The bill was structured to give a single company — identified last month as Apple — a tax break of up to $46 million over the next 10 years, assuming that company reaches its $1 billion investment target within nine years of beginning the project, provides health insurance for its local employees, meets a wage standard, and foregoes other state grants or tax breaks.

Should Apple's server farm remain active for three decades, corporate tax breaks could exceed $300 million, according to estimates outlined by North Carolina's legislature. The project is expected to create hundreds of construction jobs during a year-long construction effort and employee roughly 100 when the site initially opens for business.

Server farms, more commonly referred to as data centers, are sprawling, climate-controlled computer facilities designed to process massive volumes of data that come and go via thick internet pipes. As such, they typically consume large amounts of power, and in some cases, water.

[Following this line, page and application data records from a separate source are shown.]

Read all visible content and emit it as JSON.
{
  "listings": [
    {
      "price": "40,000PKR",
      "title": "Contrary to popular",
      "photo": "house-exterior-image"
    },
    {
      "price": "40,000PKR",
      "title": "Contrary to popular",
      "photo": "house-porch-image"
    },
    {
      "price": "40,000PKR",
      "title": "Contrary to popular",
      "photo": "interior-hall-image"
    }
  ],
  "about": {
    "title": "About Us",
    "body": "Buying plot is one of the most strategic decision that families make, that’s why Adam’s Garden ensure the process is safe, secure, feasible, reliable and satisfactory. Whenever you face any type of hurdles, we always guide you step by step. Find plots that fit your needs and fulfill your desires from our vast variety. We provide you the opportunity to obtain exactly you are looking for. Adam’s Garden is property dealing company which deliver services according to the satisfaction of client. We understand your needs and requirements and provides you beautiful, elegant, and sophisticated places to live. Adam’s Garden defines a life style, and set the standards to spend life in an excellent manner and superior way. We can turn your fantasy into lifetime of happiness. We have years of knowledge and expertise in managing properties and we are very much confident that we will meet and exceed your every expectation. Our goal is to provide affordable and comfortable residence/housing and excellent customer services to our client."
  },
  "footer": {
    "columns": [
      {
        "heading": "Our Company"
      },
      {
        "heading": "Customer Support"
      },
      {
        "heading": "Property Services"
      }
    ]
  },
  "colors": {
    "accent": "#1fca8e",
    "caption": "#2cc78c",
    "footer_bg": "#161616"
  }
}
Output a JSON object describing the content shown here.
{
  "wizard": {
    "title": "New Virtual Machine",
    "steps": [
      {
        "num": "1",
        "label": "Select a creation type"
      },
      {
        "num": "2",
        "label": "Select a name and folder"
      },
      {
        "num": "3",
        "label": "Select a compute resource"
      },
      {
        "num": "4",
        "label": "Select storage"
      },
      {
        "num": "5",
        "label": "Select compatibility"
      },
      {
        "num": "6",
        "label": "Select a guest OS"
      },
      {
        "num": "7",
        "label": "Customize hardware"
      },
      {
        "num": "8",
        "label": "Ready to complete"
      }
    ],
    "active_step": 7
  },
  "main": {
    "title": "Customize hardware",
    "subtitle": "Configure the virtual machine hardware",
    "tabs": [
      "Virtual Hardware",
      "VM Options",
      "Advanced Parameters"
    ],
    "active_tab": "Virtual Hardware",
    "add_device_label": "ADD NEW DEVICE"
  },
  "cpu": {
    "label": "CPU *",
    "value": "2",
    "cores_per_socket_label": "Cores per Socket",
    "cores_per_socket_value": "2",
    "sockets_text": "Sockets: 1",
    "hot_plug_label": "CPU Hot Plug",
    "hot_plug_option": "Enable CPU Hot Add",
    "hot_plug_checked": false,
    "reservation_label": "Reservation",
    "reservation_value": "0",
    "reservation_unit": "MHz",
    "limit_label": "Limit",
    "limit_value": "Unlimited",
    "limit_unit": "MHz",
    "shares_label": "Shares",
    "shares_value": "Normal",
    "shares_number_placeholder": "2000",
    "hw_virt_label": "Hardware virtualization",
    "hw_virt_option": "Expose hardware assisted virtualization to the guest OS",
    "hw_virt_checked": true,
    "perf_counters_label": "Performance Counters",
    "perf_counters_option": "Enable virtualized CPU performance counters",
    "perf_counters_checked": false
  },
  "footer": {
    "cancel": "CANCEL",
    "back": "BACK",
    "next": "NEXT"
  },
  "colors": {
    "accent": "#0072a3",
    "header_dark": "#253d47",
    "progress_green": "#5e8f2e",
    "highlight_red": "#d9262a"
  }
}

For its part, Apple has reportedly been considering two sites in western North Carolina to house the server farm, which is expected to support the staggering growth of its iTunes and App Store digital download services: Catawba and Cleveland counties, both of which have unemployment rates north of 15 percent.

However, a report published Monday by Data Center Knowledge singled out Catawba as frontrunner, saying its an "all but done" deal that Apple will choose the county over rival Cleveland County. The Cupertino-based company is even reported to have earmarked a specific piece of land for the project.

Catawba County officials have reportedly been touting several sites off Route 321 for their fiber and power infrastructure in an effort to market those locations as viable data center lots. One site is a 183-acre tract in Maiden known as Catawba Data Park, which may suit Apple’s reported desire for a multi-facility campus setting.